- [Task directions]
Show each line of the entries below in which the word "swipe" appears.

====== Data records

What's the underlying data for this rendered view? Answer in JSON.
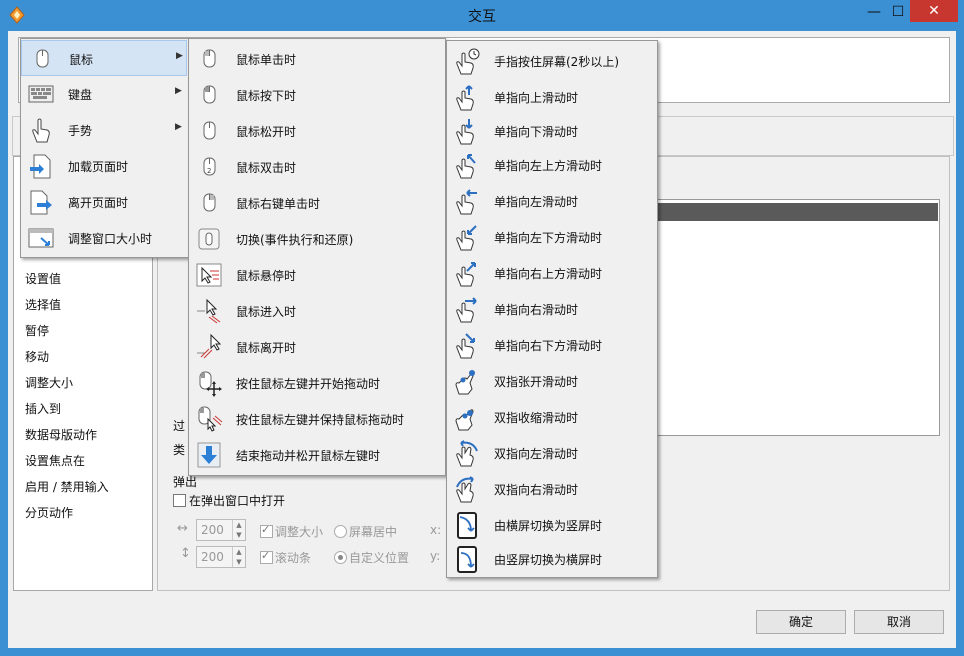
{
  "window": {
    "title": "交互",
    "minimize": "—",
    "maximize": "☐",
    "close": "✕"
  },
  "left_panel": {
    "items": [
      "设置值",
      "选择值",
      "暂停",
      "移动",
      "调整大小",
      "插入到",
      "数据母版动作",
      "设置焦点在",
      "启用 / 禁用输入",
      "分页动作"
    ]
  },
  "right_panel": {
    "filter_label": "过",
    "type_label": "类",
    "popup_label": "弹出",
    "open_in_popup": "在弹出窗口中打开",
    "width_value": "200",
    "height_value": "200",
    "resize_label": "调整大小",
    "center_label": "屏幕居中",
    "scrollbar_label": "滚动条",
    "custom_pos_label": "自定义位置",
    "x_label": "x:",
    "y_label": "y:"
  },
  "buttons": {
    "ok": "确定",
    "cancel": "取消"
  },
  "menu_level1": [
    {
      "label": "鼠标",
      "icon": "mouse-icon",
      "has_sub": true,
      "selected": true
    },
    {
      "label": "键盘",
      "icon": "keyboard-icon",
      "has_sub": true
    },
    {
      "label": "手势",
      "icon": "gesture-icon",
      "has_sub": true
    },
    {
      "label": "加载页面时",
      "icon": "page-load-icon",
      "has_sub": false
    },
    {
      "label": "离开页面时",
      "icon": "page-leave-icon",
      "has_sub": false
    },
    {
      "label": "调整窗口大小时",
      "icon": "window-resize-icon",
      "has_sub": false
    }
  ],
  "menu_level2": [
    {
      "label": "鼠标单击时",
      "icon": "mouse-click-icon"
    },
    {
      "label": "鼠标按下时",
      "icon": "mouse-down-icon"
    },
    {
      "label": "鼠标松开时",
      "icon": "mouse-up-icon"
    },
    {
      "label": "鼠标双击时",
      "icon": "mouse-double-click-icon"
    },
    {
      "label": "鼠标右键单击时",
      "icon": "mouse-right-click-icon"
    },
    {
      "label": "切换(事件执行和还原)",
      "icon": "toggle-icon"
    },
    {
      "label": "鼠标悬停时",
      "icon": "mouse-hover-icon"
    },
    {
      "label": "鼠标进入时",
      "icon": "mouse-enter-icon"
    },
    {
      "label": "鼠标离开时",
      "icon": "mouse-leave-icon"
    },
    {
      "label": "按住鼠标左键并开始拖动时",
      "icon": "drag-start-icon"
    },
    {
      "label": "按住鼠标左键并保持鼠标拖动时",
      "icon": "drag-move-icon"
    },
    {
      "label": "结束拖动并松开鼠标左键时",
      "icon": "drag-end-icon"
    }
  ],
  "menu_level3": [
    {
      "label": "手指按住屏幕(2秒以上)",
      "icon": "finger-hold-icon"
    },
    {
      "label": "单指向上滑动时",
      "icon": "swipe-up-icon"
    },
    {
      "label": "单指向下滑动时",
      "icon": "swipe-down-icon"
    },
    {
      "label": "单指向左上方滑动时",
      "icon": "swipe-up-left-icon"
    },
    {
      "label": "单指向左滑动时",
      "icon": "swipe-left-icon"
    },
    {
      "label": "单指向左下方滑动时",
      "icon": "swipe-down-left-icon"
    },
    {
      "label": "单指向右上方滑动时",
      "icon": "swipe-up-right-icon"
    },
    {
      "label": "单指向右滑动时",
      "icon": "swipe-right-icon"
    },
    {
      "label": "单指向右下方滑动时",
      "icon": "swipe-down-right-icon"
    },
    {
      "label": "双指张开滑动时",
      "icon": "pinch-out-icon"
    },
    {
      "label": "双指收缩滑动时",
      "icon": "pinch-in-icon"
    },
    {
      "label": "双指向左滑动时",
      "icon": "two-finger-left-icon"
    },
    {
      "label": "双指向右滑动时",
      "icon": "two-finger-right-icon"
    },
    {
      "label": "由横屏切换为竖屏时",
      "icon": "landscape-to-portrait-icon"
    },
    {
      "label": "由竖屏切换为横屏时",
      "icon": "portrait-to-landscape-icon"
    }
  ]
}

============

- [Solution to this problem]
      "icon": "swipe-up-icon"
      "icon": "swipe-down-icon"
      "icon": "swipe-up-left-icon"
      "icon": "swipe-left-icon"
      "icon": "swipe-down-left-icon"
      "icon": "swipe-up-right-icon"
      "icon": "swipe-right-icon"
      "icon": "swipe-down-right-icon"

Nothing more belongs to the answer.